Perhaps the most famous example of how music has influenced science is the vibrating string problem, a 50-year-old debate that pitted Bernoulli, Euler, D’Alembert, and Lagrange — some of the greatest mathematicians of all time — against each other. Although they came close, the four just couldn’t settle the debate. However, Maor writes that their work “spearheaded the techniques needed to deal with the continuum, of which the vibrating string was but the simplest example.”

Maor goes on to weave further interesting connections between music and mathematics, ending with the simultaneous emergence of Einstein’s theory of relativity and Arnold Schoenberg’s twelve-tone music. Schoenberg’s twelve-tone or series scale enables composers to write atonal music whose rules dictate that no note is bound to any home key whatsoever. Instead, the notes are played relative to its predecessor — this way all systems of reference are equivalent to one another, just like in Einstein’s theory.

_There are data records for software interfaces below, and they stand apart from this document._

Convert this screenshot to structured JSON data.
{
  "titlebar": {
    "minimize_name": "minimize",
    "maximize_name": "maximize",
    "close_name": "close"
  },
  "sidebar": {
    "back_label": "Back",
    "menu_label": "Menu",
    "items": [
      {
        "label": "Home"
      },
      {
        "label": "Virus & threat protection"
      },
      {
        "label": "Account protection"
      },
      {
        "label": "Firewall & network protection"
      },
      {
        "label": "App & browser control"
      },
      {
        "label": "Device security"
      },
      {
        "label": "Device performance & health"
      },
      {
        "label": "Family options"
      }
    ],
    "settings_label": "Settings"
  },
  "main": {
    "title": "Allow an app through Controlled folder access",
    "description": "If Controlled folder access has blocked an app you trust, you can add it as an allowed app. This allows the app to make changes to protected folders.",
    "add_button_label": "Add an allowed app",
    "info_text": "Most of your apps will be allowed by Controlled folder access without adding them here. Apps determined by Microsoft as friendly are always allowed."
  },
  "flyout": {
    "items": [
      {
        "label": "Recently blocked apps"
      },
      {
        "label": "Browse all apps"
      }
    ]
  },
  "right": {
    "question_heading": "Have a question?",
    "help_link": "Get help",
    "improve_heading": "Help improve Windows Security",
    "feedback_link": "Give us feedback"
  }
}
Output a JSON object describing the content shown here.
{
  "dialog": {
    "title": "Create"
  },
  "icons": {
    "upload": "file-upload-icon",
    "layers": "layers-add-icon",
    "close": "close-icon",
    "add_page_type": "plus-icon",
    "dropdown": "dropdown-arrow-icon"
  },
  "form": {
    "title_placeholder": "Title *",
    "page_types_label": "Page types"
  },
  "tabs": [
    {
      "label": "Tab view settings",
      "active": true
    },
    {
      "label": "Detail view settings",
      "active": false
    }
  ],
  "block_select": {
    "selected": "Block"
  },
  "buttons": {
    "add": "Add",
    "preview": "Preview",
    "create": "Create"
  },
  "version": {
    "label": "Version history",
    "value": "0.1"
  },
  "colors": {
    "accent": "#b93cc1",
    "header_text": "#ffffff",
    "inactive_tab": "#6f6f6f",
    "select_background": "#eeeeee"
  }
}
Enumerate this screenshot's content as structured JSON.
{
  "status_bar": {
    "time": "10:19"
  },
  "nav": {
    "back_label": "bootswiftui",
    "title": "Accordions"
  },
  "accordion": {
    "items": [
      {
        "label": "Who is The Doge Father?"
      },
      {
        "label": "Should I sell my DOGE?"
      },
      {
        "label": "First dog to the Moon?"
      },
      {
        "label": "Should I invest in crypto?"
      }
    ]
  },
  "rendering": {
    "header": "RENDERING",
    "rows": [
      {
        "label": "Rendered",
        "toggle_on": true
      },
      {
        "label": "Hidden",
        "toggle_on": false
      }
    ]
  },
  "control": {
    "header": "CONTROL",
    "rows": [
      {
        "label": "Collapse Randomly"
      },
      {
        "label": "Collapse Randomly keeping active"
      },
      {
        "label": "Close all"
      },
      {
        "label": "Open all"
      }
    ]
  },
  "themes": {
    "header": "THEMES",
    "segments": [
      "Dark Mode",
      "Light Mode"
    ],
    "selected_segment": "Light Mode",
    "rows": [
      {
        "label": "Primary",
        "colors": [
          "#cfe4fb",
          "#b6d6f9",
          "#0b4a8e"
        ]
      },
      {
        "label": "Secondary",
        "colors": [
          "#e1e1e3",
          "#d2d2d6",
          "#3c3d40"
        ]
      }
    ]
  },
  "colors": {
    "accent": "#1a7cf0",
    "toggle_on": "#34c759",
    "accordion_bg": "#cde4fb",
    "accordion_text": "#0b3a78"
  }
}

You don’t necessarily need either mathematical or music training to enjoy Music by the Numbers, as the author does a great job at explaining musical scales or linear algebraic equations. All in all, this was a great book that anyone with an interested in music, mathematics, or both will find engaging and useful.